Scheffler began the final stanza with a heavy advantage, thanks to a fantastic finish to the third round Sunday morning.

After play was suspended Saturday evening because of an inclement weather threat, the field returned to East Lake at 9:45 a.m. to wrap Round 3. Scheffler and Xander Schauffele, in the final group and separated by one shot, were in the 13th fairway when play resumed. Scheffler played his final six holes in 4 under to reach 23 under par. Schauffele played them in 1 over to drop to 17 under.

McIlroy wrapped up a third-round 63 to also reach 17 under and grab a spot in the final-round final twosome.

Both he and Scheffler bogeyed the first hole, but while Scheffler continued to slip, McIlroy steadily rose.

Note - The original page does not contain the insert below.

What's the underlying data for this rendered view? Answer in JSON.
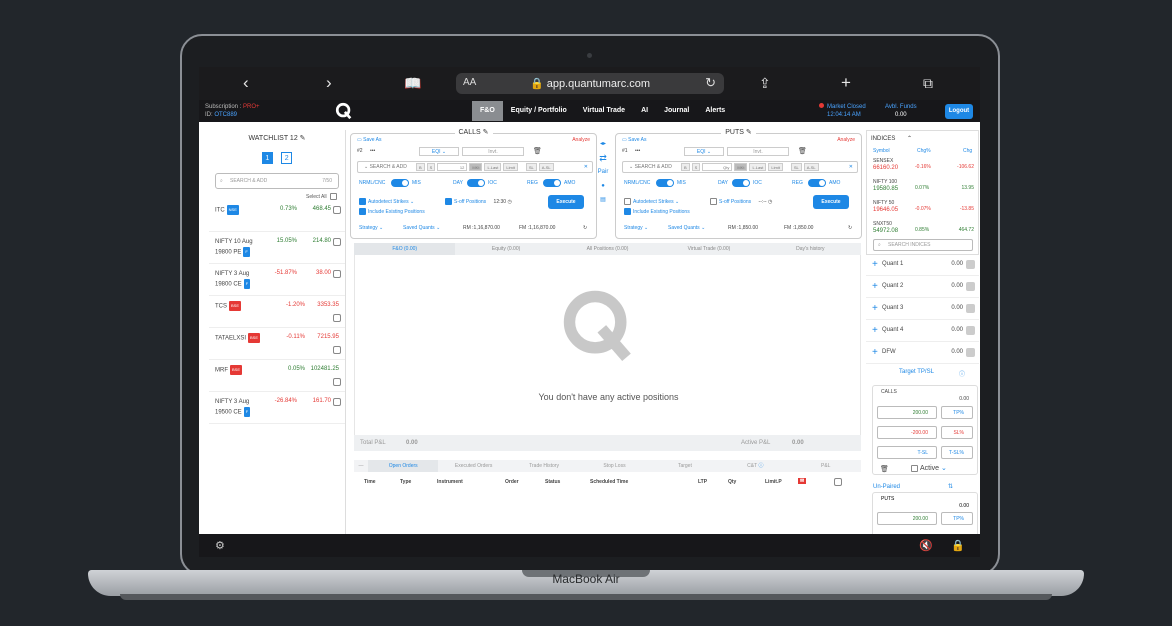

The Northern Irishman made four birdies over the remainder of his opening nine to turn in 3-under 32. Scheffler, meanwhile, posted a 37. The difference was one.

Following a McIlroy birdie at the 12th, they were knotted.

Im was also in contention through much of the final round. He got within a shot of the lead before a double bogey at the par-4 14th.  Im made a couple of late birdies to again climb within one of the lead, but he was unable to birdie the par-5 18th, settling for a 66 and a 20-under finish.

Im, ultimately, was chasing McIlroy. After McIlroy bogeyed the 14th to drop one back of Scheffler, he rolled in a 31-foot birdie at the par-3 15th to draw even at 21 under. McIlroy then scrambled for par at the 16th, while Scheffler made bogey.

With two holes to play, McIlroy led by one.

Scheffler had a chance to regain a share of the lead at the par-4 17th, but after sticking his approach shot to 12 feet, he badly shoved the birdie effort and made par. With one hole to play – and an $11.5 million difference between first and second place – McIlroy maintained the slight edge.

Both players hit the fairway at the 18th, Scheffler driving it 334 yards and McIlroy 342. Hitting first, Scheffler found a bunker short and right of the green. McIlroy followed by hooking his second from 228 yards off the left grandstands.

Again playing first, Scheffler blasted his bunker shot over the green. McIlroy was able to get relief from the grandstand and chipped to 20 feet. After Scheffler was unable to chip in for birdie, McIlroy just needed to two-putt for par to secure victory. He did that easily. Scheffler settled for par and a T-2 alongside Im.